Our first time in Berlin
Updated: Feb 24
Late February 2019 found us visiting Germany for the first time. More specifically, we visited Berlin and made sure to also visit a couple of nearby towns during our stay. We found Berlin to be a rather interesting city, yet not a typically charming European capital. It did offer enough things to keep us busy and excited and we can only imagine how gorgeous Berlin must be in the summer. What intrigued us the most was obviously the city’s history, which is also a huge part of the entire European and international modern history. So, here’s a list of our favorite things we did in Berlin.
Both the exterior and the interior of the Berliner Dom are stunning! We were lucky enough to see the building at several times of the day and we can now say that our favorite one was definitely golden hour. For 7 euros per person you can enter the Dom and climb up the terrace to enjoy the view.
How cool is the idea to have an entire island, where some of the city’s most significant museums are located? Even if you don’t plan to enter any of the museums, take a stroll on the island is still worth doing.
Not only, is that Berlin's oldest church but the whole area around it is super charming and pleasant to wander around.

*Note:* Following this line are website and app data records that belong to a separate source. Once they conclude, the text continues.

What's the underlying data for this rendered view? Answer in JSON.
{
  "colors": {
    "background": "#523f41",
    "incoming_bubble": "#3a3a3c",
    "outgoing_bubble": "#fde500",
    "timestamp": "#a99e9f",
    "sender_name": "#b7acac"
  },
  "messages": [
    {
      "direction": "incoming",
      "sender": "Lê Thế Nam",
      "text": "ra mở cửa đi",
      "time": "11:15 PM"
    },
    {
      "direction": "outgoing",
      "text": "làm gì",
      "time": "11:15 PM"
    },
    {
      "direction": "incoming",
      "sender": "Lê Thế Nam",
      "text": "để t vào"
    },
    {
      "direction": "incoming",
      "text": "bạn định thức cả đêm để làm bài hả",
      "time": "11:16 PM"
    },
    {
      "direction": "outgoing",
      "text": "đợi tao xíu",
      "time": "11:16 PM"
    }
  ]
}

This is Berlin’s largest palace, located in the district of Charlottenburg. It was built in late 17th century and is one of the city’s biggest tourist attractions today. It is also open for visitors, even though we shamelessly admit that we only got there to take a few photos and wander through its gardens.
The Bradenburg Gate
Bradenburg Gate is to Berlin what Eiffel Tower is to Paris or the Parthenon is to Athens. It was built on the orders of Frederick William II, on Pariser Pltaz. It is connected with the Berliner Dom through Unter den Linden, Berlin’s main boulevard. Once again, the rule the earlier the better applies 100% when it comes to visiting Bradenburg Gate. By early we mean probably before 8 am or so…
Memorial to the Murdered Jews of Europe
Devoted to Jews victims of the Holocaust, this is one of Berlin’s landmarks and one of the most unique monuments we’ve been to design-wise. The monument consists of concrete slabs which create some kind of a labyrinth and also look like tombs. Walking through the slabs, gave us feelings of anxiety and although we could almost always hear people coming our way, we never knew where they’d pop out from. Probably that was the designer’s aim, who knows.
East Side Gallery
This is Berlin’s most famous, open air art gallery of murals. The murals’ theme is peace and freedom, as expressed by more than 100 artists from around the world. Behind the wall, you can find Berliners laying on the banks of river Spree, enjoying some beer, cycling and soaking up the sun, so why not join them?
Today is just a tourist attraction but back in the Cold War days, this was the best known border crossing point between East and West Berlin.
This is one of Berlin’s prettiest squares for sure. Located on the square, you’ll find the French and German Cathedral and the Concert Hall and if you’re lucky enough to visit during Christmas you’ll also get to see the famous Xmas market.
This is where you’ll find the State Opera House, as well as St Hedwig’s Cathedral, but that’s also the square were the Nazi used to burn books, thus the Book Burning Memorial.
Topography of Terror
This museum’s exhibition documents the beginning, development and collapse of the Nazi regime and how people suffered by it. Interestingly, the museum is built on the site of the former Gestapo headquarters!
You most probably have seen this building on TV and visitng Berlin is your chance to also visit the German Parliament House. The Reichstag’s most interesting part is undeniably the dome on its roof. The dome is made of glass, as a symbol of transparency in German democracy and citizens can actually visit it, as a reminder to the PMs that their powers derive from the people. If you want to visit the dome too, you’ll have to get registered either here or at the registration office right opposite to the Reichstag. Remember to have your passport with you.
It’s no secret that we always enjoy visiting food markets and Markthalle IX was no exception. If possible, try to go there on a Thursday, to find food stalls from around the world for a more multicultural experience. We had delicious bites from Germany, Italy, Mexico and Ghana!
Extra hint: if craving for some good coffee, head to Café 9, located right next to Markthalle IX on Eisenbahnstraße.
Search for Berlin Wall traces
If you notice a double row of cobblestones running through Berlin, you'll have found where the original Berlin Wall was once standing.